A surge of investments in the fourth quarter into companies such as Code42 ($85.6 million), Cardionomic ($20 million) and Zipnosis ($17 million) pushed venture capital investment in Minnesota companies last year to a postrecession record of $371.7 million.

The strong finish topped 2014, the next-best year at $359.8 million, according to figures prepared by PricewaterhouseCoopers (PwC) and the National Venture Capital Association, based on data provided by Thomson Reuters.

"We've had a very good run the last two years," said Mark Scholtes, a Minneapolis-based partner at PwC who examines the numbers. "It's a good environment for entrepreneurs."

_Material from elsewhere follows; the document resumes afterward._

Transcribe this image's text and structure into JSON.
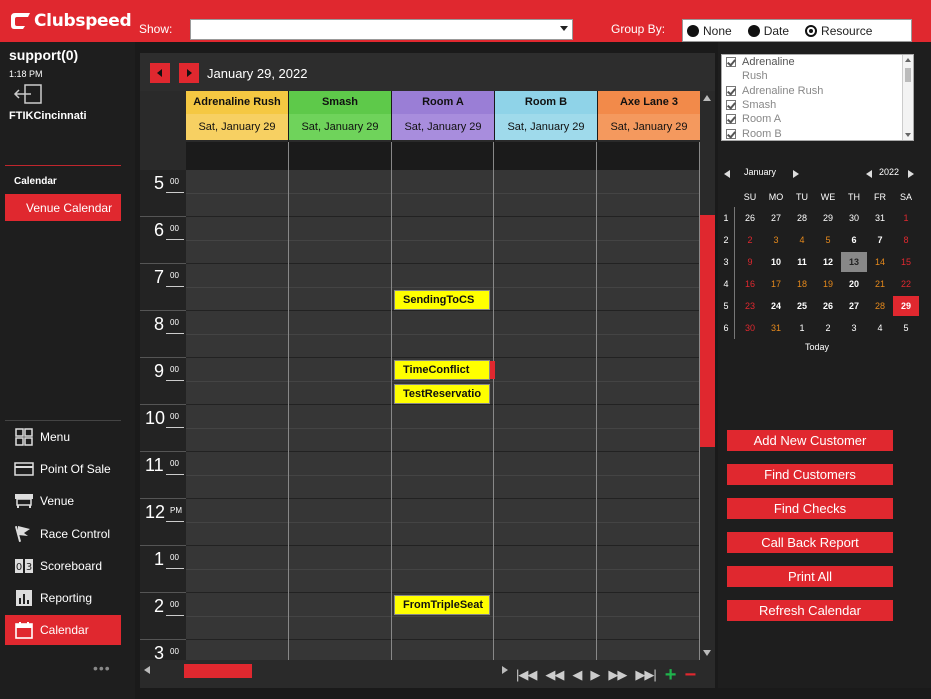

Minnesota firms seeking development capital were lagging until October, when a fast-growing Minneapolis software firm scored $85 million, the biggest venture capital investment in a Minnesota company since the tech-boom of 1999-2000. The investment in 400-plus employee Code42 was from Accel and Split Rock Partners, two previous investors, and two new ones, JMI Equity and New Enterprise Associates.

Code42 CEO Joe Payne said it will use the additional funds to develop more data backup services for business and consumer clients.

Before Code42's take, the two biggest magnets for venture capital in Minnesota in 2015 were $30 million to Field Nation, which provides a service that matches contract IT and other freelancers with corporate clients. Earlier, Lead Pages, which provides digital marketing products for companies, received $27 million.

Venture capital is extended to promising, fast-growing companies with the expectation, not always realized, that they will get big in a hurry and eventually sell stock to public investors, sell to a larger concern or otherwise provide a huge return on investment to early-stage investors, including the founders, friends and family who often post the seed capital.

Scholtes said he was impressed that Minnesota continues to diversify in venture capital from medical technology, its historic long suit, to software, including that powering health care IT and other areas designed to bring innovation and economy.

"Software is the driving force behind disruptive technologies aimed at health care, transportation and security, including cyber security," he said. "Code42 and other software [outfits] are getting more of the pie. And that's a good sign."

Software-related companies collected about half the venture capital in 2015, compared with 20 percent or less a decade ago.

One such firm is Zipnosis, a health-software concern that lets medical clinics, such as Fairview and North Memorial, conduct economical "virtual" visits with patients. It raised $17 million in December in its first round of venture financing.

Nationally, venture capitalists deployed $58.8 billion, the second best year in the last 20.